In April 1971, young women were admitted to full membership in Exploring and the upper age limit for Explorers was raised to 21. The flexibility of Exploring along with the need for current information led to the implementation of Exploring magazine. The first issue was published in the spring of 1971, with automatic subscription for all Explorers starting in 1972 as part of their membership fee.


A National Explorer Presidents’ Congress brought more than two thousand Explorer post leaders to Washington, D.C., each year from 1971-1979. This led to organization of the Explorer Presidents’ Association, involving Explorers in planning their own program at every level. These congresses provided leadership training, program workshops, youth involvement, and the election of national officers. Later National President’s Congresses were held in Phoenix (1980), Indianapolis (1981), Philadelphia (1982) and Dallas (1983).


In the mid-70′s, schools began to develop career education and found Exploring to be a willing and experience partner.

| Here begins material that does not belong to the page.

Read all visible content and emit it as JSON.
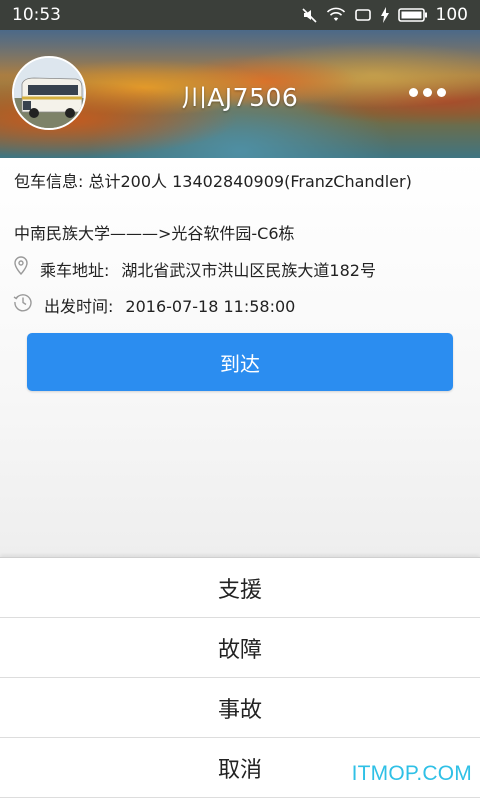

Career Awareness Exploring was piloted in selected councils.


The first female national Explorer president was elected.


The first National Law Enforcement Explorer Conference was held at Michigan State University.


By 1981, the rapid growth of Exploring led to the development of national specialty programs in aviation, business, science and engineering, law and government, law enforcement, health careers, outdoor, Sea Exploring, sports, career education, arts, skilled trades, social service, fire and rescue, and communications.


Career Awareness Exploring was adopted as the national BSA program. Career seminars were launched and this grew to be a major factor in Exploring membership.


The first National Explorer Leadership Conference was held in August 1984 at Ohio State University; the conference was continued on a biennial basis. Other conferences were held at the University of Maryland, Boston University, University of Colorado, University of South Carolina, University of Indiana and University of Arizona. The last conference was held at the University of Maryland in 1998.


Exploring was brought into the Learning for Life affiliate as the seventh component program of Learning for Life. Louis Harris & Associates of New York was commissioned to undertake the challenge of identifying and uncovering the aspects of the Exploring program that serves as indicators of positive outcomes. They found through a close analysis of Exploring activities, relationships and experiences that the Exploring program demonstrates success inĀ  meeting the elements of healthy youth development.


Today, Exploring is Learning for Life’s career education program and exists to accomplish a major goal: to provide the structure and resources needed for the youth of America to learn about career opportunities, to make ethical choices and to achieve their full potential as individuals.

Highlights of national Exploring activities include:

  • a biennial National Law Enforcement Explorer Conference
  • four biennial Law Enforcement Exploring Academies with the FBI, DEA, U.S. Marshals and the U.S. Army Military Police
  • an annual Mock Trial Competition with the Young Lawyers’ Division, American Bar Association
  • a biennial National Fire and Emergency Services Exploring Conference
  • an annual Aviation Explorer Base Camp and EAA AirVenture, Oshkosh, Wisconsin
  • four annual Engineering Exploring Academies at Marshall University, Westmoreland County Community College, Georgia Tech and the University of Alabama